My scholarly interests focus on certain key themes. I'm interested in women, religion, and community, and in a particular region, at that. That is, I'm interested in how religious women formed communities; how religious women engaged with the surrounding community; and how community norms shaped women's religious experiences. My research started with a particular cache of documents, all related to a single institution.
From that starting point, my research has pushed outward in different directions. I have looked at institutions of different religious orders and in different cities, and have looked at both vowed nuns and lay women. One paper took me into the heady specialty of liturgiology; I'm now attempting to explore the roles of lay servants at monasteries. In general, interesting sources have led me in these varying directions, and each has required me to get familiar with different scholarship and resources.

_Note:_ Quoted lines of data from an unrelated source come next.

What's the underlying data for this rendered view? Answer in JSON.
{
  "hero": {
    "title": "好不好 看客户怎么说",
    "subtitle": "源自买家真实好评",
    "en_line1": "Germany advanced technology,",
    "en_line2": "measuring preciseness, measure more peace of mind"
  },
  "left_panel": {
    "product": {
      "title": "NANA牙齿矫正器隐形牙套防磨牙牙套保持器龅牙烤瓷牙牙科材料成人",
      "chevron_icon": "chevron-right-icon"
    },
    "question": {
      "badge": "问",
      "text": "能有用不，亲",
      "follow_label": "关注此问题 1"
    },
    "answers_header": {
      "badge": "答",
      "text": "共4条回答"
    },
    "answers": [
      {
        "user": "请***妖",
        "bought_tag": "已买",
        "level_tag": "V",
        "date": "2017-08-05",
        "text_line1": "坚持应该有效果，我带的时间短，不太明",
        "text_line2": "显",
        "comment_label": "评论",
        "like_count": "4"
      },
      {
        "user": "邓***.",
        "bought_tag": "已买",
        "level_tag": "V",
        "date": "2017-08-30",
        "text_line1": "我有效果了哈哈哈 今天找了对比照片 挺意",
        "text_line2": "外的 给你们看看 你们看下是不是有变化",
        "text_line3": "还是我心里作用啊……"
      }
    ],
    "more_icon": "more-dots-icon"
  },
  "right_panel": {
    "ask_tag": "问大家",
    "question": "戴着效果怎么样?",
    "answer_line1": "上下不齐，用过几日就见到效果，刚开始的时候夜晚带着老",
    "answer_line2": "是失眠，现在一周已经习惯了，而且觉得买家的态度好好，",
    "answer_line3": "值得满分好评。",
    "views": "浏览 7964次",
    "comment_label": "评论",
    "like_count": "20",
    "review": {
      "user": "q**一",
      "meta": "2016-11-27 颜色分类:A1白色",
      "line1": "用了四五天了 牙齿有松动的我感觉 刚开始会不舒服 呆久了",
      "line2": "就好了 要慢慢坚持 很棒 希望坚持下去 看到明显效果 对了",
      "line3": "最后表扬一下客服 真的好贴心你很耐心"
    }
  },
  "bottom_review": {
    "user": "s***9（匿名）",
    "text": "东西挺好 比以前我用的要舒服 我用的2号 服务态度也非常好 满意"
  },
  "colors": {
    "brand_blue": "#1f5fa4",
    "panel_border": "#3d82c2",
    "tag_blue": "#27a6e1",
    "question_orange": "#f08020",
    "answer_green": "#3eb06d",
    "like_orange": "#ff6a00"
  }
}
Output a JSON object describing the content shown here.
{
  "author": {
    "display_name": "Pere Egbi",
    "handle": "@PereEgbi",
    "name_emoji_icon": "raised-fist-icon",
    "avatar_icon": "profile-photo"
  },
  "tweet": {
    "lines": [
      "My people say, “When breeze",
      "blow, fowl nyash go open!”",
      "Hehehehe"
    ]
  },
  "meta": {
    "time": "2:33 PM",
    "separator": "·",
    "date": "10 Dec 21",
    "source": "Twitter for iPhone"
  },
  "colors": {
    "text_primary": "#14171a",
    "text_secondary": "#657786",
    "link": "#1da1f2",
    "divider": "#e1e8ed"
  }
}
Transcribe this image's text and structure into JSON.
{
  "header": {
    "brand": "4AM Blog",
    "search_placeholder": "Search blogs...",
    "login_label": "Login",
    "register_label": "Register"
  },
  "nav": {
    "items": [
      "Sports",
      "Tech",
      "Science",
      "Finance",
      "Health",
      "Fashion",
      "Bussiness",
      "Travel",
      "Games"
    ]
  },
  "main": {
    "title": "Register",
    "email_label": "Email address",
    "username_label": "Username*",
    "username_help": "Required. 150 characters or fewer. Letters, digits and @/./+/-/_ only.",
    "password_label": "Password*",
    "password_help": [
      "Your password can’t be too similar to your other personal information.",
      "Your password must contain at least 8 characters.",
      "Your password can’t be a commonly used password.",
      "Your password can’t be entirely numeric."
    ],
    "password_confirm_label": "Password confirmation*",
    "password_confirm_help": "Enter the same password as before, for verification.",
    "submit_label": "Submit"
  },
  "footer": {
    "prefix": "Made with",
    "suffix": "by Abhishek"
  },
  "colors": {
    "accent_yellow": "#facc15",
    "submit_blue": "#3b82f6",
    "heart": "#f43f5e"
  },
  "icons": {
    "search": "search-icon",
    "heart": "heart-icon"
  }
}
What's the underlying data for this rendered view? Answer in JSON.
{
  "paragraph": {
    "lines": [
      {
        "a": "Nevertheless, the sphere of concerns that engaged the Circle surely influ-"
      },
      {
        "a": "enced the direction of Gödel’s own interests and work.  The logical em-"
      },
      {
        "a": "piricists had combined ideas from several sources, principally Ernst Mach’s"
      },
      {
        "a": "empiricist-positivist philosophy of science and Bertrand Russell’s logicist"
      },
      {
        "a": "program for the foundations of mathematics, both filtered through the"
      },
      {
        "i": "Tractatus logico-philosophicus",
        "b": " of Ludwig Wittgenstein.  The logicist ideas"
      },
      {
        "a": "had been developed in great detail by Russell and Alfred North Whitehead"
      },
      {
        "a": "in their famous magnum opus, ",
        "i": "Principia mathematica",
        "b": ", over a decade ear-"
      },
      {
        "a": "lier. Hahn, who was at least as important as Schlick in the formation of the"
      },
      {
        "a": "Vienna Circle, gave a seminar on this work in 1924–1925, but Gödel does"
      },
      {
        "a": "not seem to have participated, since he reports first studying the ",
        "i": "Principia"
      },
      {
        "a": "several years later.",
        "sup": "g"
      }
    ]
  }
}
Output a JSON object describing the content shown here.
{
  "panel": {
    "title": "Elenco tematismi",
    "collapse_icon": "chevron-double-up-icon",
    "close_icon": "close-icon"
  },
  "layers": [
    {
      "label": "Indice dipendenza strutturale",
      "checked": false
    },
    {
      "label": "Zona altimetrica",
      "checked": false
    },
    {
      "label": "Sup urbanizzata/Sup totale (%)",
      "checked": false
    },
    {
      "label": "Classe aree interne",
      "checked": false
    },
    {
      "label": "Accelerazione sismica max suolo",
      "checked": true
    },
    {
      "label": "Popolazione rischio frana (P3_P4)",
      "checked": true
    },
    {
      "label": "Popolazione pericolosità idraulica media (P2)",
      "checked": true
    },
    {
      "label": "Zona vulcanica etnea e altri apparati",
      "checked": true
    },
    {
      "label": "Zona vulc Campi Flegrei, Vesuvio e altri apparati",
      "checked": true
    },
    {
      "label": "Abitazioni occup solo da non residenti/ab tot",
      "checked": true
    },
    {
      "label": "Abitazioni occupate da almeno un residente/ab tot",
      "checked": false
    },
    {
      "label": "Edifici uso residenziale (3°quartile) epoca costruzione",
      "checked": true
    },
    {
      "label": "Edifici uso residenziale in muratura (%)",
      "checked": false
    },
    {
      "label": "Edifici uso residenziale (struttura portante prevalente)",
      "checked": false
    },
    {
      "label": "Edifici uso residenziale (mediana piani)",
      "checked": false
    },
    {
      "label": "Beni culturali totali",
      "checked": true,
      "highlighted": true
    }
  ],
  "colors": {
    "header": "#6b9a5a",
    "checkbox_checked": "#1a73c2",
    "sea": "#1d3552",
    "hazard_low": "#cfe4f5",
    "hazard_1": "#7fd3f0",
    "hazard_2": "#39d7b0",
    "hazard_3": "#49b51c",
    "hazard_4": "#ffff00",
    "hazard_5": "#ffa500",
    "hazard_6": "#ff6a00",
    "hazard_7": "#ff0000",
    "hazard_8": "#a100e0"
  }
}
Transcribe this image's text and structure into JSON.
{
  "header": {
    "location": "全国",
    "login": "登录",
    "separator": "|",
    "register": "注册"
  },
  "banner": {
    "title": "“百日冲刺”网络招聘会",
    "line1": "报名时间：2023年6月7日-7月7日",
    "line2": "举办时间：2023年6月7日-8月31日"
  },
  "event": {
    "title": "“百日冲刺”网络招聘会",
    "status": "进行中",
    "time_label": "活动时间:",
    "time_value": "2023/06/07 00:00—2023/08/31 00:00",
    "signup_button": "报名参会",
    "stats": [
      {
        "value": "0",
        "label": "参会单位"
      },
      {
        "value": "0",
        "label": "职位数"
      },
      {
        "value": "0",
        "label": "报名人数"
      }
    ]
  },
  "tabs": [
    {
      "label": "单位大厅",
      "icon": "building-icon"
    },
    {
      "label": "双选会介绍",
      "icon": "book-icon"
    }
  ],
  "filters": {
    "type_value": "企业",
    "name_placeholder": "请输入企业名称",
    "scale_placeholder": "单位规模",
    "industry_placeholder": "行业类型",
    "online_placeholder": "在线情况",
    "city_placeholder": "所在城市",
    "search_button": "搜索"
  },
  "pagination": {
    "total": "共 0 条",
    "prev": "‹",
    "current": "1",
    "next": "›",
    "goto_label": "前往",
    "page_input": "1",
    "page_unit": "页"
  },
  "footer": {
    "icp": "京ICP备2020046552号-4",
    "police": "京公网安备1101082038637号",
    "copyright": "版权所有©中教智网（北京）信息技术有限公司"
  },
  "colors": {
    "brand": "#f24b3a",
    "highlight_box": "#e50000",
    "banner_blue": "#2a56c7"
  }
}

I still consider myself a hedgehog, however, because all the various papers and small projects I've pursued stem from the same coherent core of interests. I keep a running list of research questions I'd like to pursue at some point, which currently fills a whole page, single-spaced, and all fit into the same core interests of women, religion, and community (and for the most part, stick to the same region). I don't feel constrained or pressured to stay in my patch, as some of the fox commenters seem to; these are the questions that come to me naturally, and they could occupy me for years to come.
I think my job at a small liberal arts college suits my hedgehogging, in a couple of ways.
1) As I am the only medievalist, I must teach widely (in fact, I teach early modern history as well), so I get opportunities to exercise broader interests in my teaching. I taught a seminar involving persecution and the inquisition, for example, which I love to teach, but have no interest in researching.
2) My college has limited research expectations for tenure. Since our teaching load is intense, I call this sane, although I think some of my fellow young faculty see it as a failure of ambition. Perhaps, but to me it also indicates that I have freedom to work on what I like, without having to publish it in Sufficiently Impressive Venues.
As I said in a comment at Dr. N's, I am still early in my career. My first book is still a work in progress, and there may come a day when I wake up and decided I have nothing more to say about religious women and community. Perhaps on that day I will become a fox.
But I think my final note is that the fox-hedgehog binary, like so many others, is ultimately a matter of perspective. I commented to Notorious that I think of my advisor as a fox (er... in this scholarly-metaphorical sense), while she thinks of him as a hedgehog. I don't want to make too much of this perceived divide, therefore; surely the reality is a spectrum of interests and approaches which varies for each individual.